● What to produce
Among the entries below, please show each line that carries the word "title".

● Source data
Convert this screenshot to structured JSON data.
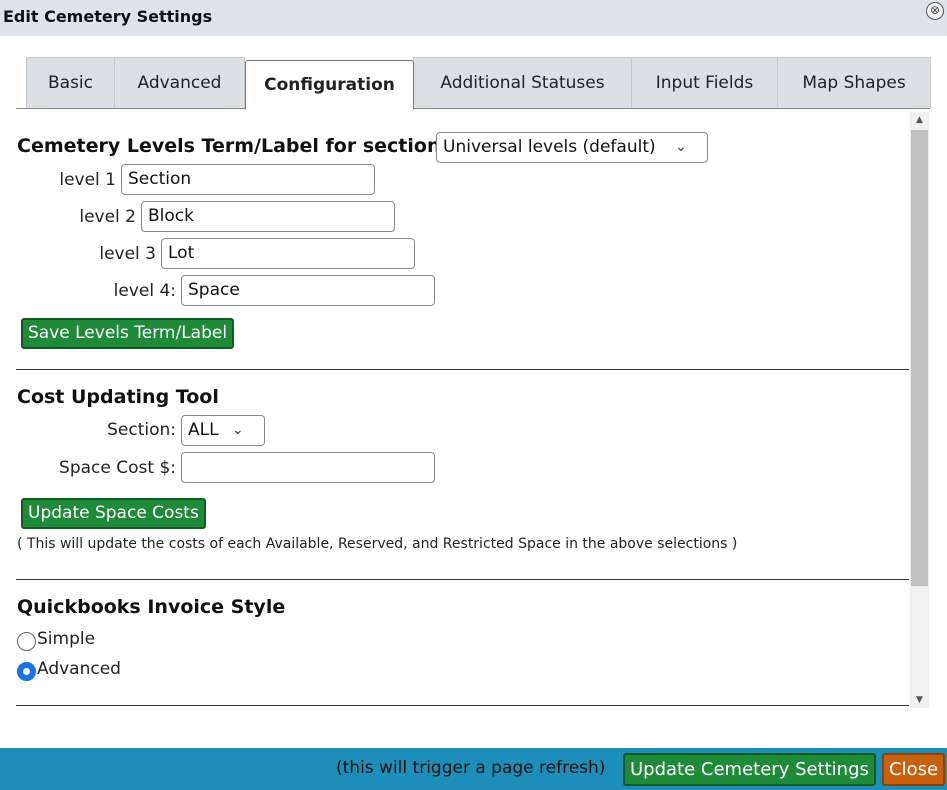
{
  "dialog": {
    "title": "Edit Cemetery Settings",
    "close_icon": "⊗"
  },
  "tabs": [
    {
      "label": "Basic",
      "active": false
    },
    {
      "label": "Advanced",
      "active": false
    },
    {
      "label": "Configuration",
      "active": true
    },
    {
      "label": "Additional Statuses",
      "active": false
    },
    {
      "label": "Input Fields",
      "active": false
    },
    {
      "label": "Map Shapes",
      "active": false
    }
  ],
  "levels": {
    "title": "Cemetery Levels Term/Label for section",
    "section_select": "Universal levels (default)",
    "fields": [
      {
        "label": "level 1",
        "value": "Section"
      },
      {
        "label": "level 2",
        "value": "Block"
      },
      {
        "label": "level 3",
        "value": "Lot"
      },
      {
        "label": "level 4:",
        "value": "Space"
      }
    ],
    "save_button": "Save Levels Term/Label"
  },
  "cost_tool": {
    "title": "Cost Updating Tool",
    "section_label": "Section:",
    "section_value": "ALL",
    "space_cost_label": "Space Cost $:",
    "space_cost_value": "",
    "update_button": "Update Space Costs",
    "note": "( This will update the costs of each Available, Reserved, and Restricted Space in the above selections )"
  },
  "quickbooks": {
    "title": "Quickbooks Invoice Style",
    "options": [
      {
        "label": "Simple",
        "checked": false
      },
      {
        "label": "Advanced",
        "checked": true
      }
    ]
  },
  "footer": {
    "note": "(this will trigger a page refresh)",
    "update_button": "Update Cemetery Settings",
    "close_button": "Close"
  },
  "colors": {
    "accent_green": "#1f8a3a",
    "footer_blue": "#1d8eb8",
    "close_orange": "#c7610f",
    "radio_blue": "#1a73e8"
  }
}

● Result of this exercise
    "title": "Edit Cemetery Settings",
    "title": "Cemetery Levels Term/Label for section",
    "title": "Cost Updating Tool",
    "title": "Quickbooks Invoice Style",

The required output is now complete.